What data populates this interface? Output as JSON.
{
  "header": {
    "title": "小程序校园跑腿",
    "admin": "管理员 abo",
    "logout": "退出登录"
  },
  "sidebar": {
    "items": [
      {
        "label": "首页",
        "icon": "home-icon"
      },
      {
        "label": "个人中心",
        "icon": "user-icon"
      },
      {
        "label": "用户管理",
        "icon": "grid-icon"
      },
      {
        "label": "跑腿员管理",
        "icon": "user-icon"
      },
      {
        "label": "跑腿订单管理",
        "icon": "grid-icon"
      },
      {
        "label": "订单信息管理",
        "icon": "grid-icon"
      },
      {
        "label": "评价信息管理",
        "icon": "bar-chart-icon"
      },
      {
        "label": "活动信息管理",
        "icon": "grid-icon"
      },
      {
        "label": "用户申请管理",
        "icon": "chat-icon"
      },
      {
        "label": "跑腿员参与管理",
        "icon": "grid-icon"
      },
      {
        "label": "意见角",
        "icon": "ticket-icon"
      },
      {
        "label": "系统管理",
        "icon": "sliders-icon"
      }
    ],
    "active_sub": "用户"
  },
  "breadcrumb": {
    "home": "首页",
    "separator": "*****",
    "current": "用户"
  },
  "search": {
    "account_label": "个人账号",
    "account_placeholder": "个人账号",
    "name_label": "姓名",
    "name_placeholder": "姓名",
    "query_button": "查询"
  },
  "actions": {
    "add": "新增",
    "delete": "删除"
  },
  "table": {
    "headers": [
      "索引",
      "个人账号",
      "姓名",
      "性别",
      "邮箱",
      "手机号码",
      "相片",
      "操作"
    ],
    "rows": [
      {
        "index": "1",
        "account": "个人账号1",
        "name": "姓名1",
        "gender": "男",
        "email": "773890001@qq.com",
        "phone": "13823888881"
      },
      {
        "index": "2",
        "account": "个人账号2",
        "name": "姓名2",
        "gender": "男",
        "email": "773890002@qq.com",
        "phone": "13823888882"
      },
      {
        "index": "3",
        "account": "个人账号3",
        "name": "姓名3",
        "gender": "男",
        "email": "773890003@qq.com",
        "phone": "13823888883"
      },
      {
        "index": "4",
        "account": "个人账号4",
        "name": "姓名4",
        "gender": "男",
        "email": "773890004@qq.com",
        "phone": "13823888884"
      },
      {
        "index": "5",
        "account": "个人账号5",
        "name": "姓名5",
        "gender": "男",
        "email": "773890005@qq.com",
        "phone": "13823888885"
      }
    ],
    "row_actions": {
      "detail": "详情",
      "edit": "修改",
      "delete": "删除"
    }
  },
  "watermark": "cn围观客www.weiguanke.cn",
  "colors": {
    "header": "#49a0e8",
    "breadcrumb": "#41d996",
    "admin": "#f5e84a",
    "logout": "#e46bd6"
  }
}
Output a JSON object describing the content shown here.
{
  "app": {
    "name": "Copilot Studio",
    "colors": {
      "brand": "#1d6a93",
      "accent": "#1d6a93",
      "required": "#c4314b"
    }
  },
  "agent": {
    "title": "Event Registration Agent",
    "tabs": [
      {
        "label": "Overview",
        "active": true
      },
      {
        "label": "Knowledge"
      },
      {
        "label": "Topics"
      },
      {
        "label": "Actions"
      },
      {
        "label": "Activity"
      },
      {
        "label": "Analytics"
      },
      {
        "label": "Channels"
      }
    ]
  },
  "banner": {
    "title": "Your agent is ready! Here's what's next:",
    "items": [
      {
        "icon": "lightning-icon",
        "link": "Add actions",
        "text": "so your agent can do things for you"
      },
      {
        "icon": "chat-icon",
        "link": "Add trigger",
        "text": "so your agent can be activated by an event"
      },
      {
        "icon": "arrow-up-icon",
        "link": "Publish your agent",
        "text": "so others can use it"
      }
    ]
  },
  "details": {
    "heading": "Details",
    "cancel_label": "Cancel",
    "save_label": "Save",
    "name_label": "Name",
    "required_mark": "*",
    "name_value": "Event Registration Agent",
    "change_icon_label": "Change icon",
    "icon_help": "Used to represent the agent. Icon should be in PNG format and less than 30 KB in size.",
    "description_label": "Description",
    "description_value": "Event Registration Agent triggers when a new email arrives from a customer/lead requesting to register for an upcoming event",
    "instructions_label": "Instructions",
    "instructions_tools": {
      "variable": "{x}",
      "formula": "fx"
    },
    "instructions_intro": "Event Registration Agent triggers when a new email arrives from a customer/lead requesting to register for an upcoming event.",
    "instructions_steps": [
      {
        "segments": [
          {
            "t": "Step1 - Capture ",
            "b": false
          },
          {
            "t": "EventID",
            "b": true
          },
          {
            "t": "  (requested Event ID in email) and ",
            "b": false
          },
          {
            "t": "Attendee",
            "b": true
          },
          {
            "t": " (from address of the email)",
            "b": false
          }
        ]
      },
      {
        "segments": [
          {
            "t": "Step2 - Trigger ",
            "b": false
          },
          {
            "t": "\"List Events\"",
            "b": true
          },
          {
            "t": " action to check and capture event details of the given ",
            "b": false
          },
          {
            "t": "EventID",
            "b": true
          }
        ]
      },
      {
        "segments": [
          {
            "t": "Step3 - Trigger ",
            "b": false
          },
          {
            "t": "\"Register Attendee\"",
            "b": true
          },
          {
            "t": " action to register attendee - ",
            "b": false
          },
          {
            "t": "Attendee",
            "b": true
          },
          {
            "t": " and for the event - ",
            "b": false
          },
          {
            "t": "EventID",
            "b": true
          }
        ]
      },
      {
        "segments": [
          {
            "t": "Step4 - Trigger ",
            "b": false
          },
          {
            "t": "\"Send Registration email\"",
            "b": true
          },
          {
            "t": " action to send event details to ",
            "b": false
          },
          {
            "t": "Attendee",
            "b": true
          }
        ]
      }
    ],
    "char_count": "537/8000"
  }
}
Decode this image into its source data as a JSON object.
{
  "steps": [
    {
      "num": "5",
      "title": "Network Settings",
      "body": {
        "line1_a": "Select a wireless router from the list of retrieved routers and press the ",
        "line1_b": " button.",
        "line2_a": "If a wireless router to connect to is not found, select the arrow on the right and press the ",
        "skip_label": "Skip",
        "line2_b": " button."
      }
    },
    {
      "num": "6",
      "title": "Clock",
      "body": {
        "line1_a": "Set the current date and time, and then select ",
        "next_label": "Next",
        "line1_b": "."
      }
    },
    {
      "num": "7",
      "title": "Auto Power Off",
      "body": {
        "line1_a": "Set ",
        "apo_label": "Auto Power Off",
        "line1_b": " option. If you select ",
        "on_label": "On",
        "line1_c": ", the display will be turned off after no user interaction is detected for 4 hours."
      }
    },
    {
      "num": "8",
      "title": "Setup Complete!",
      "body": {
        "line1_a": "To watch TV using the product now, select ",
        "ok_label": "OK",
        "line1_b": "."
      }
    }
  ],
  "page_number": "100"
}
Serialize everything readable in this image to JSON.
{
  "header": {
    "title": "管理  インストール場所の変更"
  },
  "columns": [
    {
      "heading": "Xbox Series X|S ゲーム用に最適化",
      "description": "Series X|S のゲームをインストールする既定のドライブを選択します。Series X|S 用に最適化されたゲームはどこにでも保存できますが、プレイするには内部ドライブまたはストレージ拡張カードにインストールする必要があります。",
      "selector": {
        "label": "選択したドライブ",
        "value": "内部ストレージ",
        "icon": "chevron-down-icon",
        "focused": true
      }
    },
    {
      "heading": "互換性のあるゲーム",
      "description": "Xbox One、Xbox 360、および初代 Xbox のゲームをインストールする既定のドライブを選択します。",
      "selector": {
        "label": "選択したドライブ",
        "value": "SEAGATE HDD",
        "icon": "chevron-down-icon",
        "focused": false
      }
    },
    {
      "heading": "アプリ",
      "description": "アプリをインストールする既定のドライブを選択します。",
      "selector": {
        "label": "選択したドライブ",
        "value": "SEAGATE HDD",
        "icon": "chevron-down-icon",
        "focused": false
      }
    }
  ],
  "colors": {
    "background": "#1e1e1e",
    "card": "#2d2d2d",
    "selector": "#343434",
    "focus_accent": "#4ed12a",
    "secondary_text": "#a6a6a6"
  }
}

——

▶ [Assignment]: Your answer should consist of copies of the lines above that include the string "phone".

▶ [Solution to this exercise]:
        "phone": "13823888881"
        "phone": "13823888882"
        "phone": "13823888883"
        "phone": "13823888884"
        "phone": "13823888885"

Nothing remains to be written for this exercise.